(The italicizing is mine.)
14. Reference may also he made to the decision of Rajagopalan, J., in Sambandhan v. R.T.S., Southern Railway (1957) 2 M.L.J. 541. That was a case where the conditions of service of railway employees were governed among other things by statutory rules in the Indian Railway Establishment Code, and the petitioner-employee challenged the validity of an order alleged to be in violation of such rules, by petition under Article 226 of the Constitution praying for a writ of mandamus or other appropriate writ. The learned Judge, in the course of his order, observed:
The effect of Article 310(1) of the Constitution would be to allot to the exclusive domain of the executive the right to employ civil servants at its pleasure, subject, of course, to any other express provision made in that behalf by the Constitution itself.

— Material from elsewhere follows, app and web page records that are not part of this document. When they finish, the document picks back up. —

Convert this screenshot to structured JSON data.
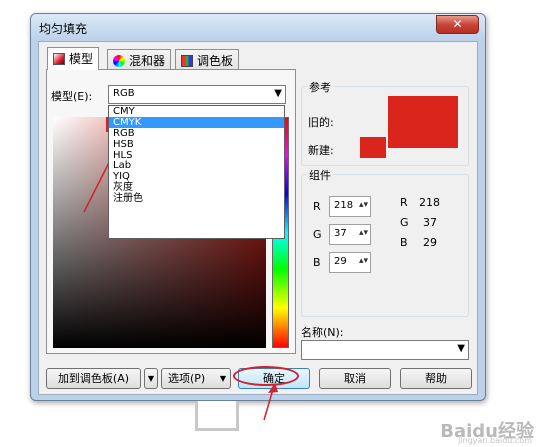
{
  "window": {
    "title": "均匀填充",
    "close_glyph": "✕"
  },
  "tabs": [
    {
      "label": "模型",
      "icon": "model-swatch-icon"
    },
    {
      "label": "混和器",
      "icon": "color-wheel-icon"
    },
    {
      "label": "调色板",
      "icon": "palette-grid-icon"
    }
  ],
  "model_field": {
    "label": "模型(E):",
    "value": "RGB",
    "options": [
      "CMY",
      "CMYK",
      "RGB",
      "HSB",
      "HLS",
      "Lab",
      "YIQ",
      "灰度",
      "注册色"
    ],
    "highlighted": "CMYK"
  },
  "reference": {
    "title": "参考",
    "old_label": "旧的:",
    "new_label": "新建:",
    "old_color": "#da251d",
    "new_color": "#da251d"
  },
  "components": {
    "title": "组件",
    "inputs": [
      {
        "label": "R",
        "value": "218"
      },
      {
        "label": "G",
        "value": "37"
      },
      {
        "label": "B",
        "value": "29"
      }
    ],
    "readouts": [
      {
        "label": "R",
        "value": "218"
      },
      {
        "label": "G",
        "value": "37"
      },
      {
        "label": "B",
        "value": "29"
      }
    ]
  },
  "name_field": {
    "label": "名称(N):",
    "value": ""
  },
  "buttons": {
    "add_palette": "加到调色板(A)",
    "options": "选项(P)",
    "ok": "确定",
    "cancel": "取消",
    "help": "帮助"
  },
  "watermark": {
    "text": "Baidu经验",
    "sub": "jingyan.baidu.com"
  },
  "annotation_color": "#d2232a"
}
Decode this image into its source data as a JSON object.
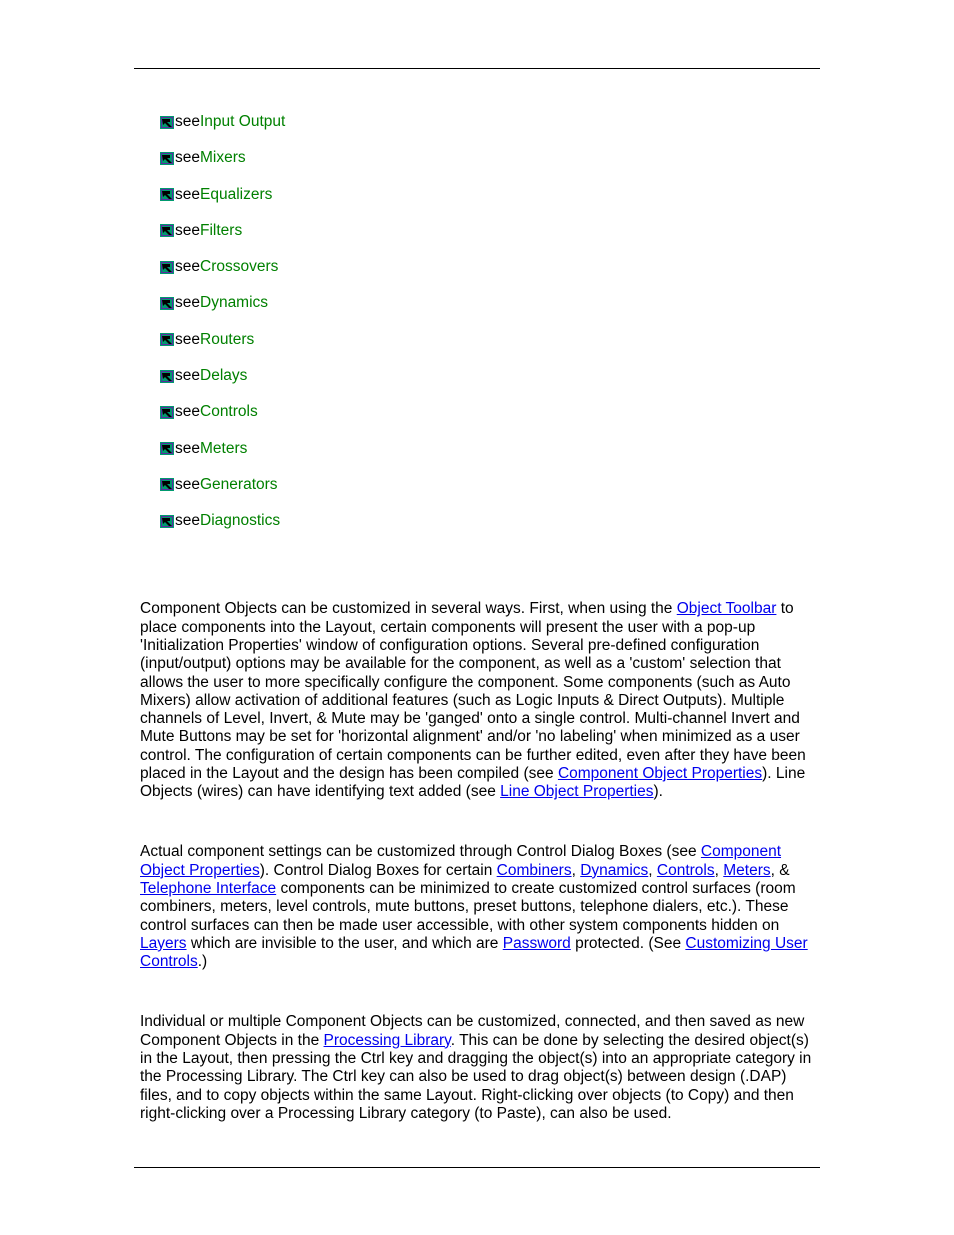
{
  "see_items": [
    {
      "prefix": "see ",
      "link": "Input Output"
    },
    {
      "prefix": "see ",
      "link": "Mixers"
    },
    {
      "prefix": "see ",
      "link": "Equalizers"
    },
    {
      "prefix": "see ",
      "link": "Filters"
    },
    {
      "prefix": "see ",
      "link": "Crossovers"
    },
    {
      "prefix": "see ",
      "link": "Dynamics"
    },
    {
      "prefix": "see ",
      "link": "Routers"
    },
    {
      "prefix": "see ",
      "link": "Delays"
    },
    {
      "prefix": "see ",
      "link": "Controls"
    },
    {
      "prefix": "see ",
      "link": "Meters"
    },
    {
      "prefix": "see ",
      "link": "Generators"
    },
    {
      "prefix": "see ",
      "link": "Diagnostics"
    }
  ],
  "p1": {
    "t0": "Component Objects can be customized in several ways. First, when using the ",
    "l0": "Object Toolbar",
    "t1": " to place components into the Layout, certain components will present the user with a pop-up 'Initialization Properties' window of configuration options. Several pre-defined configuration (input/output) options may be available for the component, as well as a 'custom' selection that allows the user to more specifically configure the component. Some components (such as Auto Mixers) allow activation of additional features (such as Logic Inputs & Direct Outputs). Multiple channels of Level, Invert, & Mute may be 'ganged' onto a single control. Multi-channel Invert and Mute Buttons may be set for 'horizontal alignment' and/or 'no labeling' when minimized as a user control. The configuration of certain components can be further edited, even after they have been placed in the Layout and the design has been compiled (see ",
    "l1": "Component Object Properties",
    "t2": "). Line Objects (wires) can have identifying text added (see ",
    "l2": "Line Object Properties",
    "t3": ")."
  },
  "p2": {
    "t0": "Actual component settings can be customized through Control Dialog Boxes (see ",
    "l0": "Component Object Properties",
    "t1": "). Control Dialog Boxes for certain ",
    "l1": "Combiners",
    "t2": ", ",
    "l2": "Dynamics",
    "t3": ", ",
    "l3": "Controls",
    "t4": ", ",
    "l4": "Meters",
    "t5": ", & ",
    "l5": "Telephone Interface",
    "t6": " components can be minimized to create customized control surfaces (room combiners, meters, level controls, mute buttons, preset buttons, telephone dialers, etc.). These control surfaces can then be made user accessible, with other system components hidden on ",
    "l6": "Layers",
    "t7": " which are invisible to the user, and which are ",
    "l7": "Password",
    "t8": " protected. (See ",
    "l8": "Customizing User Controls",
    "t9": ".)"
  },
  "p3": {
    "t0": "Individual or multiple Component Objects can be customized, connected, and then saved as new Component Objects in the ",
    "l0": "Processing Library",
    "t1": ". This can be done by selecting the desired object(s) in the Layout, then pressing the ",
    "k0": "Ctrl",
    "t2": " key and dragging the object(s) into an appropriate category in the Processing Library. The ",
    "k1": "Ctrl",
    "t3": " key can also be used to drag object(s) between design (.DAP) files, and to copy objects within the same Layout. Right-clicking over objects (to Copy) and then right-clicking over a Processing Library category (to Paste), can also be used."
  }
}
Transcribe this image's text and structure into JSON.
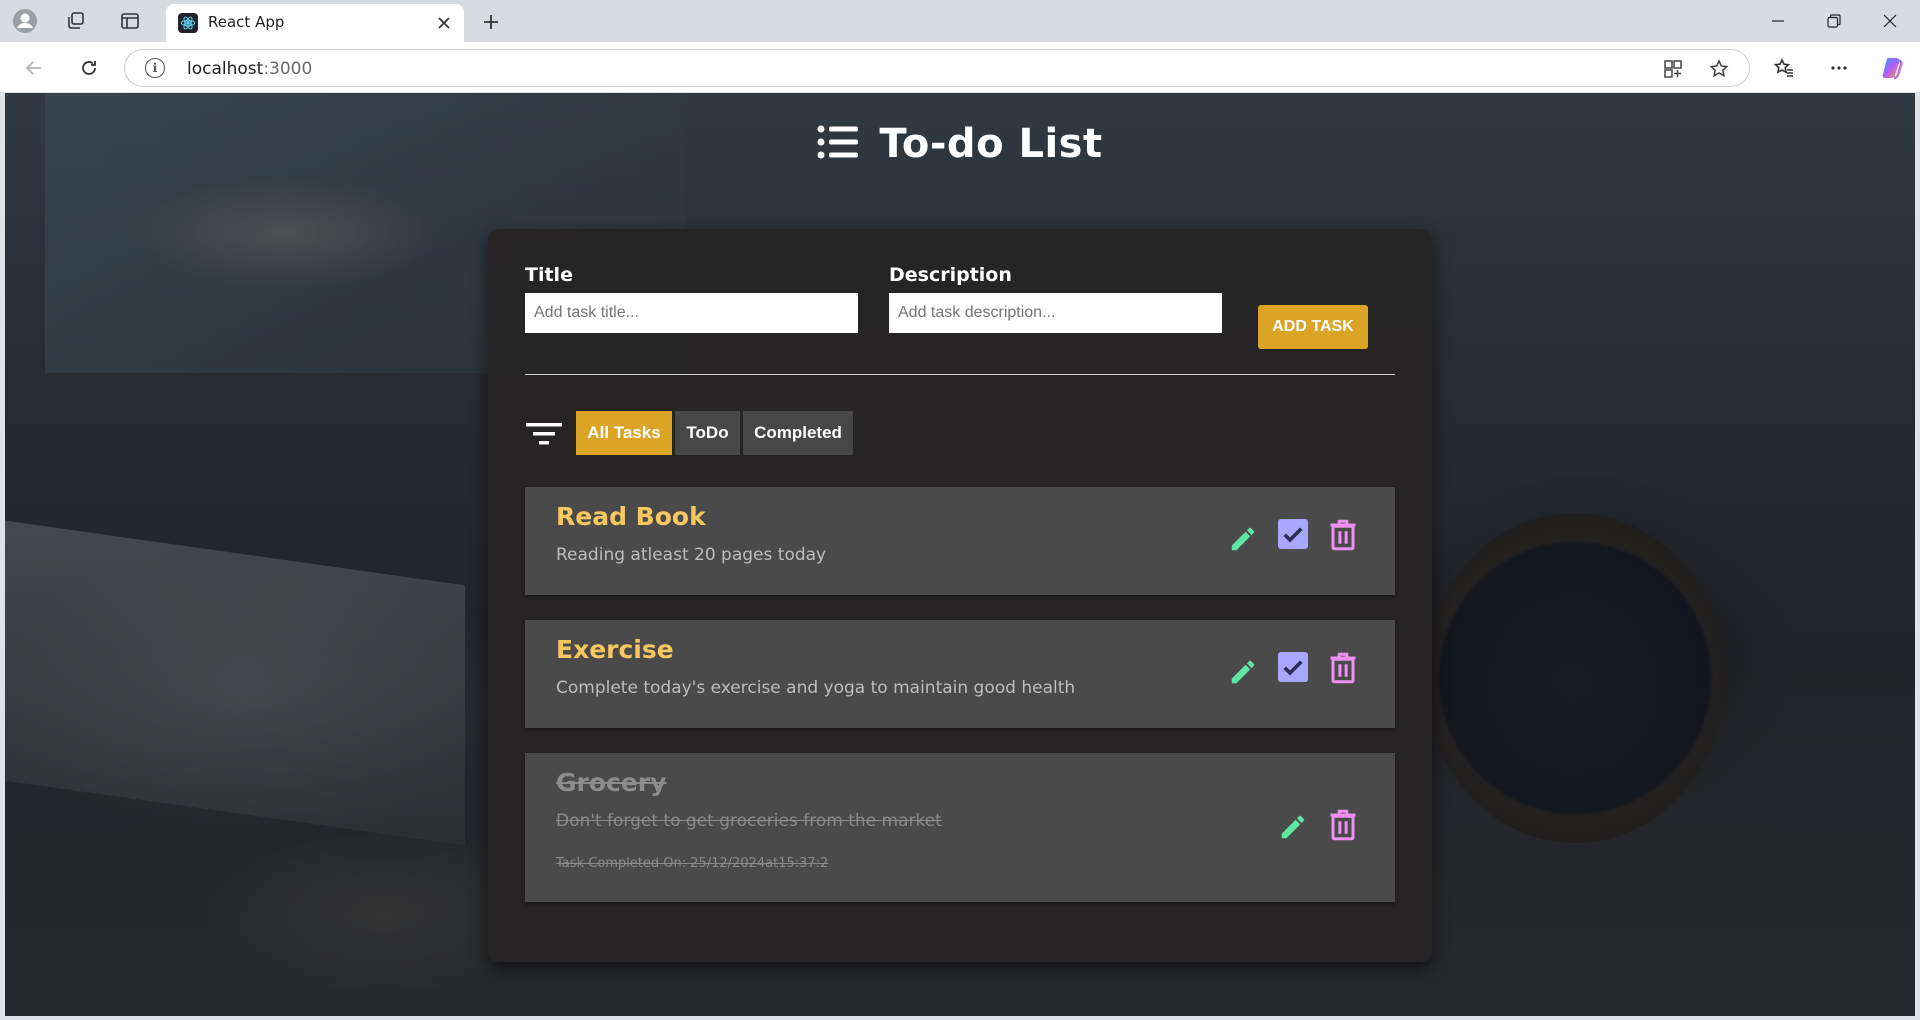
{
  "browser": {
    "tab_title": "React App",
    "url_host": "localhost",
    "url_port": ":3000"
  },
  "app": {
    "title": "To-do List",
    "form": {
      "title_label": "Title",
      "title_placeholder": "Add task title...",
      "title_value": "",
      "description_label": "Description",
      "description_placeholder": "Add task description...",
      "description_value": "",
      "add_button": "ADD TASK"
    },
    "filters": [
      {
        "label": "All Tasks",
        "active": true
      },
      {
        "label": "ToDo",
        "active": false
      },
      {
        "label": "Completed",
        "active": false
      }
    ],
    "tasks": [
      {
        "title": "Read Book",
        "description": "Reading atleast 20 pages today",
        "completed": false
      },
      {
        "title": "Exercise",
        "description": "Complete today's exercise and yoga to maintain good health",
        "completed": false
      },
      {
        "title": "Grocery",
        "description": "Don't forget to get groceries from the market",
        "completed": true,
        "completed_on": "Task Completed On: 25/12/2024at15:37:2"
      }
    ]
  },
  "colors": {
    "accent": "#dca425",
    "task_title": "#f6c85f",
    "edit_icon": "#5ee6a3",
    "check_icon": "#a9a6ff",
    "delete_icon": "#ee90f0"
  },
  "icons": [
    "profile-icon",
    "workspaces-icon",
    "tab-actions-icon",
    "react-logo-icon",
    "close-icon",
    "plus-icon",
    "minimize-icon",
    "restore-icon",
    "window-close-icon",
    "back-icon",
    "refresh-icon",
    "info-icon",
    "app-available-icon",
    "favorite-star-icon",
    "favorites-icon",
    "more-icon",
    "copilot-icon",
    "list-icon",
    "filter-icon",
    "edit-icon",
    "check-icon",
    "delete-icon"
  ]
}
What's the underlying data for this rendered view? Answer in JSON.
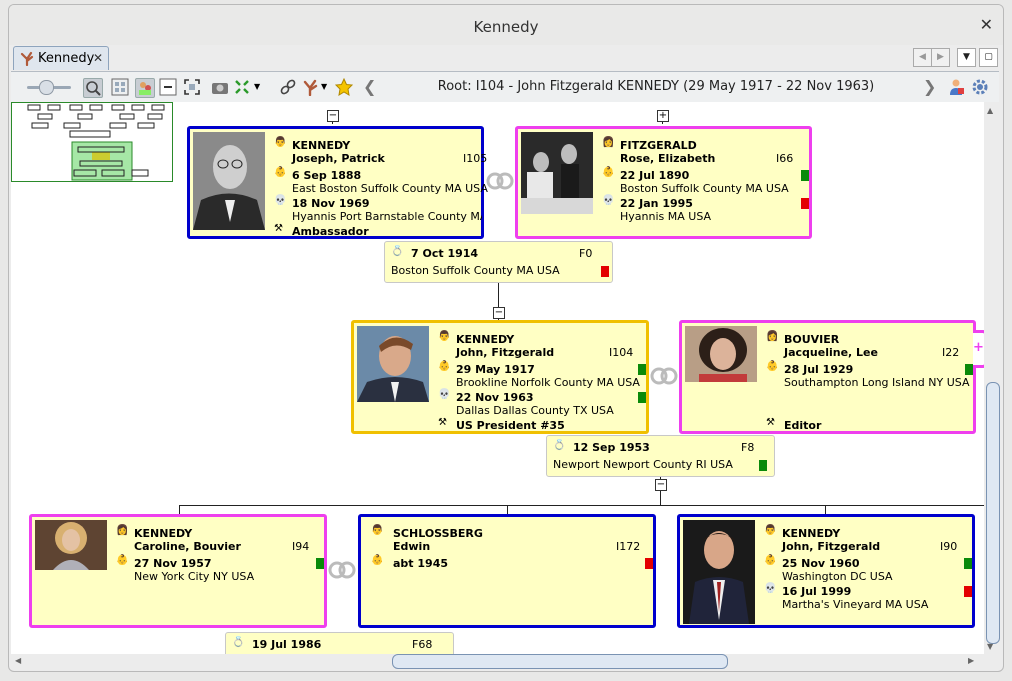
{
  "window": {
    "title": "Kennedy"
  },
  "tab": {
    "label": "Kennedy"
  },
  "toolbar": {
    "root_text": "Root: I104 - John Fitzgerald KENNEDY (29 May 1917 - 22 Nov 1963)"
  },
  "colors": {
    "male_border": "#0000cc",
    "female_border": "#ee3fee",
    "root_border": "#f0c000",
    "card_bg": "#ffffc4",
    "flag_ok": "#0a8a0a",
    "flag_missing": "#e30000"
  },
  "people": {
    "joseph": {
      "surname": "KENNEDY",
      "given": "Joseph, Patrick",
      "id": "I105",
      "birth_date": "6 Sep 1888",
      "birth_place": "East Boston Suffolk County MA USA",
      "death_date": "18 Nov 1969",
      "death_place": "Hyannis Port Barnstable County MA USA",
      "occupation": "Ambassador"
    },
    "rose": {
      "surname": "FITZGERALD",
      "given": "Rose, Elizabeth",
      "id": "I66",
      "birth_date": "22 Jul 1890",
      "birth_place": "Boston Suffolk County MA USA",
      "death_date": "22 Jan 1995",
      "death_place": "Hyannis MA USA"
    },
    "john": {
      "surname": "KENNEDY",
      "given": "John, Fitzgerald",
      "id": "I104",
      "birth_date": "29 May 1917",
      "birth_place": "Brookline Norfolk County MA USA",
      "death_date": "22 Nov 1963",
      "death_place": "Dallas Dallas County TX USA",
      "occupation": "US President #35"
    },
    "jacqueline": {
      "surname": "BOUVIER",
      "given": "Jacqueline, Lee",
      "id": "I22",
      "birth_date": "28 Jul 1929",
      "birth_place": "Southampton Long Island NY USA",
      "occupation": "Editor"
    },
    "caroline": {
      "surname": "KENNEDY",
      "given": "Caroline, Bouvier",
      "id": "I94",
      "birth_date": "27 Nov 1957",
      "birth_place": "New York City NY USA"
    },
    "edwin": {
      "surname": "SCHLOSSBERG",
      "given": "Edwin",
      "id": "I172",
      "birth_date": "abt 1945"
    },
    "johnjr": {
      "surname": "KENNEDY",
      "given": "John, Fitzgerald",
      "id": "I90",
      "birth_date": "25 Nov 1960",
      "birth_place": "Washington DC USA",
      "death_date": "16 Jul 1999",
      "death_place": "Martha's Vineyard MA USA"
    }
  },
  "families": {
    "f0": {
      "date": "7 Oct 1914",
      "id": "F0",
      "place": "Boston Suffolk County MA USA"
    },
    "f8": {
      "date": "12 Sep 1953",
      "id": "F8",
      "place": "Newport Newport County RI USA"
    },
    "f68": {
      "date": "19 Jul 1986",
      "id": "F68"
    }
  }
}
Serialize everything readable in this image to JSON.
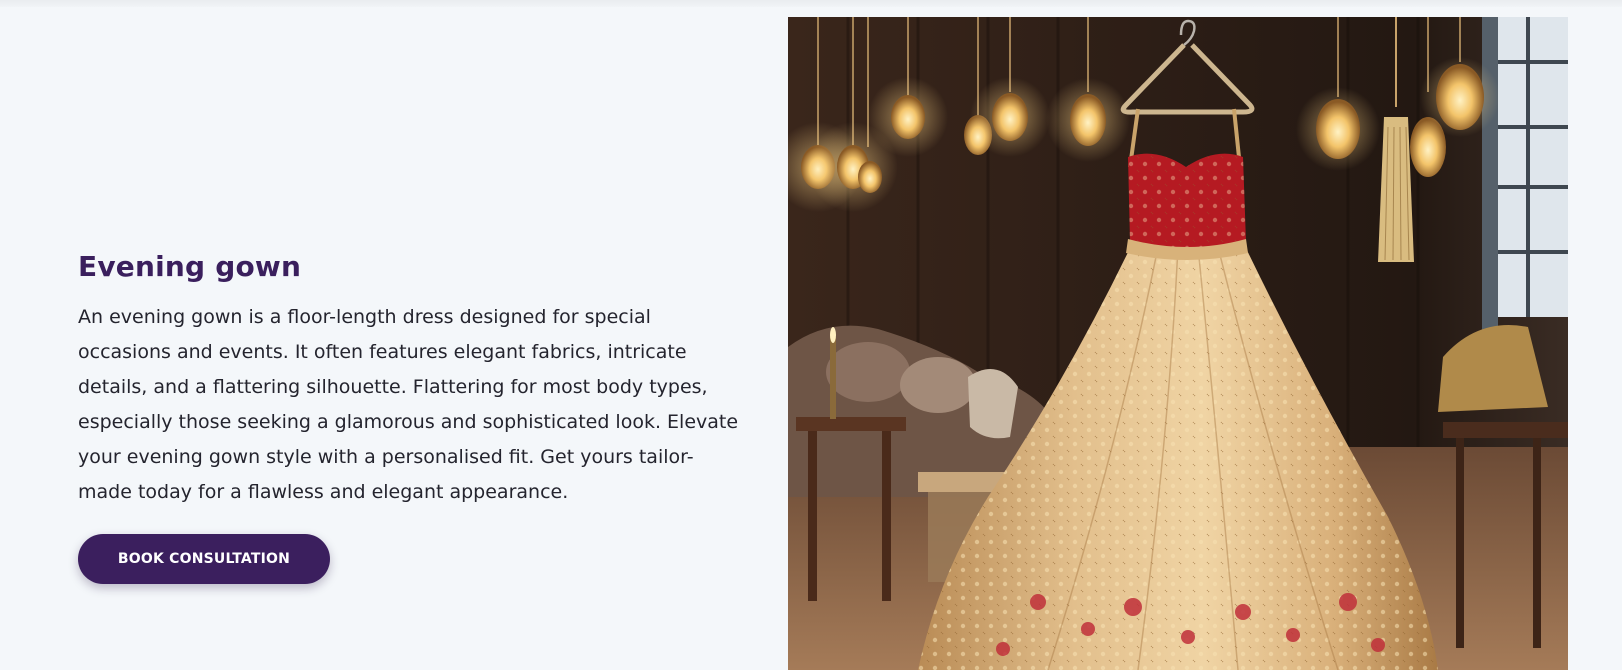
{
  "section": {
    "title": "Evening gown",
    "description": "An evening gown is a floor-length dress designed for special occasions and events. It often features elegant fabrics, intricate details, and a flattering silhouette. Flattering for most body types, especially those seeking a glamorous and sophisticated look. Elevate your evening gown style with a personalised fit. Get yours tailor-made today for a flawless and elegant appearance.",
    "cta_label": "BOOK CONSULTATION"
  },
  "image": {
    "subject": "embroidered-evening-gown-on-hanger",
    "colors": {
      "room_dark": "#2a1b14",
      "room_mid": "#4a3022",
      "gown_gold": "#d8b27a",
      "bodice_red": "#b51a22",
      "bulb_glow": "#f3c46a",
      "window": "#dfe6ec"
    }
  },
  "theme": {
    "accent": "#3b1f5e",
    "background": "#f4f7fa",
    "text": "#24242e"
  }
}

Legislative competence to legislate on that subject was specially conferred by Article 309 of the Constitution. Item 70 of list I and item 41 of list II of Sch. VII of the Constitution are in conformity with the provisions made in the proviso to Article 309, the executive would have had the power to regulate conditions of service by rules made by it from time to time. But violation of any of the service rules by which the seniority or other status or incident of a civil servant is regulated is not justiciable, although violation of the guarantees afforded by Article 311 is actionable in the sense that recourse can be had to Court to redress the wrong.
Further down, the learned Judge said:
The rules promulgated under Article 309 of the Constitution do not, of their own force, become part of the Constitution, so as to fall within the scope of the expression ' except as expressly provided by the Constitution ' in Article 310(1); nor can the rule be viewed as terms of any contract between the civil servant and the Government.
Though services rules framed under Section 241(2) of the Government of India Act, 1935, and continued in force by Article 313 of the Constitution have been comprehended within the scope of the expression ' laws in force' in Article 313, violation of service rule, rule of sonority of a railway servant, for instance, even as a ' law in force,' is not enough to make it justiciable. It is still the exclusive domain of the executive to grant redress and it is not an actionable wrong for which the Court could grant redress.
15. Learned counsel referred to two cases in S.D. Mathur v. Municipal Board, Agra : AIR1956All181 , and Banmali v. District Board, Jhansi : AIR1956All460 . But these oases concern statutory bodies whose powers are limited by the provisions of the statute concerned, e.g., the municipal corporation in the one case and a district board on the other. The decisions held that in discharging their servants the positive rules laid down in statute should be conformed to. These have hardly any bearing on the powers of the State under Article 310 which we have on hand. It follows; therefore, that even assuming that Ex. C notification is of legislative origin, even then there is no help for the petitioner.
16. The petition fails in the result and is therefore dismissed. There will be no costs, however, in the circumstances.